“Turning a corner” can be a euphemism for “gentrification” or “displacement,” especially with the UofC looking to expand south of the Midway Plaisance and several seminaries setting up shop in Woodlawn. Would this concern deter a developer with a social conscience from building condos, instead of rental property, in the neighborhood? Greenline Development includes “development without displacement” as the first of its four core values on its website, alongside “creating new home ownership opportunities whenever possible; positively influencing the creation of mixed-income, stable communities; and the highest quality of products, design, management, and relationships.” Van Horne stresses the importance of keeping current residents in their homes: he only builds on vacant lots or develops empty buildings (as opposed to buying out a currently-inhabited building and booting the renters in order to make condos). And Greenline’s relatively affordable condos open up homeownership to people who might not have been able to afford homes before. “I cannot deny that the city down payment assistance has made most of these deals possible,” van Horne admits. “People probably would not have been able to find financing without it, whereas a year or a year and a half ago, people would have been able to find 100 percent financing.” Ultimately, while he says that property taxes in Woodlawn have gone up to “a frightening degree,” van Horne believes that the root of the gentrification problem lies beyond the ability of developers to fix; the responsibility lies in the hands of city planners and tax officials to change the tax structure.

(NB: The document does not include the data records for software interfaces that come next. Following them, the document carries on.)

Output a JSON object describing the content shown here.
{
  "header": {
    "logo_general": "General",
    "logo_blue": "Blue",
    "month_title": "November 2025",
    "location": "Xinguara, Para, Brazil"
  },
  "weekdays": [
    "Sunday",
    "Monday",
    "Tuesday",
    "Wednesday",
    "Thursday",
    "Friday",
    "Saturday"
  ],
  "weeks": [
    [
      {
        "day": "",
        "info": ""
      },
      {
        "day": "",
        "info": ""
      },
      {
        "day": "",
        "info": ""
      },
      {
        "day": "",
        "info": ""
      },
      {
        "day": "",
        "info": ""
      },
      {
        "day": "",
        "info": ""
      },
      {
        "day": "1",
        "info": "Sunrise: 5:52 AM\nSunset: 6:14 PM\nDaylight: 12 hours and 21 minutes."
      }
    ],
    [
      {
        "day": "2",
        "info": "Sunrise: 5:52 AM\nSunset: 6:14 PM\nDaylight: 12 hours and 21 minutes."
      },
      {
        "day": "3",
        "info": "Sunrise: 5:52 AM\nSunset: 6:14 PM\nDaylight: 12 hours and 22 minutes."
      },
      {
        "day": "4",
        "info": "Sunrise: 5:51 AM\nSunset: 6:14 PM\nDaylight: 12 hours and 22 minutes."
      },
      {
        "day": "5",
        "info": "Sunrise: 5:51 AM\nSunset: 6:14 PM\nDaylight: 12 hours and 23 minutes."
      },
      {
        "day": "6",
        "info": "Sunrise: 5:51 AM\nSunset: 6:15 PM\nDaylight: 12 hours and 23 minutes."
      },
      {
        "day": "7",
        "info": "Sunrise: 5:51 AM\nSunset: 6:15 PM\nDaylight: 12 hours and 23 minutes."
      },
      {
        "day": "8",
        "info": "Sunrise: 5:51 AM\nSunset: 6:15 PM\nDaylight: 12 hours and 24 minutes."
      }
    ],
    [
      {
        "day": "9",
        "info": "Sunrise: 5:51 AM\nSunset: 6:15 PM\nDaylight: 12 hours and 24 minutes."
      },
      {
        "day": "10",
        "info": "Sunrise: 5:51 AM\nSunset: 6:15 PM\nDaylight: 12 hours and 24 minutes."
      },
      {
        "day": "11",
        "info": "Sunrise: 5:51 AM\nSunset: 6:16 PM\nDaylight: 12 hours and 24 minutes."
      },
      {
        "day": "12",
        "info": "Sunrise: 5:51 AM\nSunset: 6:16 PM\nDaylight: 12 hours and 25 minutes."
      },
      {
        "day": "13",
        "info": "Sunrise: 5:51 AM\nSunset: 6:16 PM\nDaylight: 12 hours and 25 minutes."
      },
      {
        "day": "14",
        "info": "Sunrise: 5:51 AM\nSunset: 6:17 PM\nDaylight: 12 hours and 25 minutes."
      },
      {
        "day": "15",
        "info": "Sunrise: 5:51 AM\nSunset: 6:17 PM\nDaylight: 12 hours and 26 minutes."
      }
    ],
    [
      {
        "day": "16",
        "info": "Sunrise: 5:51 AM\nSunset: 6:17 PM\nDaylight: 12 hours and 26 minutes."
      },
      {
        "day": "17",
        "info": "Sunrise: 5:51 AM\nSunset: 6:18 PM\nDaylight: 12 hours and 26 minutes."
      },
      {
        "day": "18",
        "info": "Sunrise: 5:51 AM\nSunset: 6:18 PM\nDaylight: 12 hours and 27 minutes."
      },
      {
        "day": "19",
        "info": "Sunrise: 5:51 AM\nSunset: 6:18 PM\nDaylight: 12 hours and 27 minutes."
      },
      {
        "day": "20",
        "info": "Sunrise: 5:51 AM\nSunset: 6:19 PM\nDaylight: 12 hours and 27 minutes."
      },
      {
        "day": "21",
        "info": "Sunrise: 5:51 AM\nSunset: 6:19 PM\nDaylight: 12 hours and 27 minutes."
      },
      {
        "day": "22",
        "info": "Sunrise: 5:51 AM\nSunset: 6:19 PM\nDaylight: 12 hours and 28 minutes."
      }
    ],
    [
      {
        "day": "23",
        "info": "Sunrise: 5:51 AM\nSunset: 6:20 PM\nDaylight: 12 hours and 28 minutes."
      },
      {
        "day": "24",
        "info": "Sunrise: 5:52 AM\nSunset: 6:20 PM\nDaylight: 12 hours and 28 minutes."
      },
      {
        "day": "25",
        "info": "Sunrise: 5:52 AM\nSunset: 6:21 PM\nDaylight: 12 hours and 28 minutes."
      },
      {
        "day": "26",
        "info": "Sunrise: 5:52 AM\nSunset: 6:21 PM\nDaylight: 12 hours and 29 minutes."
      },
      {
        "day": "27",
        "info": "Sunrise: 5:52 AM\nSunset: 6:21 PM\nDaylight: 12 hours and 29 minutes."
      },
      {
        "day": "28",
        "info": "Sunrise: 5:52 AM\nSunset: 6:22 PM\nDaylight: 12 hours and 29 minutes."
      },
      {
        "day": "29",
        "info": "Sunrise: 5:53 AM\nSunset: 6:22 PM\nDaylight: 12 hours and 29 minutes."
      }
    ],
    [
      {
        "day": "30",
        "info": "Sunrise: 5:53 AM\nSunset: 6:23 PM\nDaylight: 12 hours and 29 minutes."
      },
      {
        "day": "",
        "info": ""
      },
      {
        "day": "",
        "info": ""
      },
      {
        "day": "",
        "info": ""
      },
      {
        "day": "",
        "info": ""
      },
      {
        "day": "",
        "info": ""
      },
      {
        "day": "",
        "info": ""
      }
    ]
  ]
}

Van Horne shows me around the Hathaway, one of his buildings on 6600 S. Ingleside. The model apartment is small, but clean, evidently well-built, and shiny new. It’s decorated in neutral Ikea chic, which nicely sets off the stainless steel appliances and the warm tones of the blonde wood floors and cabinetry. One can easily imagine a young couple with a baby building a home here, or a stylish bachelorette pad for the demographic that van Horne says are his most frequent customers: “young, single professional black women with some kind of roots on the South Side.” A common misconception of Greenline Development is that it was named after the El line that connects the neighborhoods in which it operates, but van Horne says the moniker originates from a less friendly past: “I wanted to build in areas that were once redlined.” Redlining was the practice of marking a red line on a map that indicated a neighborhood where a bank would not invest, denying mortgages and credit wholesale to residents. A neighborhood generally got redlined because too many African-Americans moved in for the bank’s comfort, resulting in low homeownership rates in black inner-city neighborhoods. Despite a miserable housing market that could keep homeownership out of reach, that red line is starting to turn green in Woodlawn.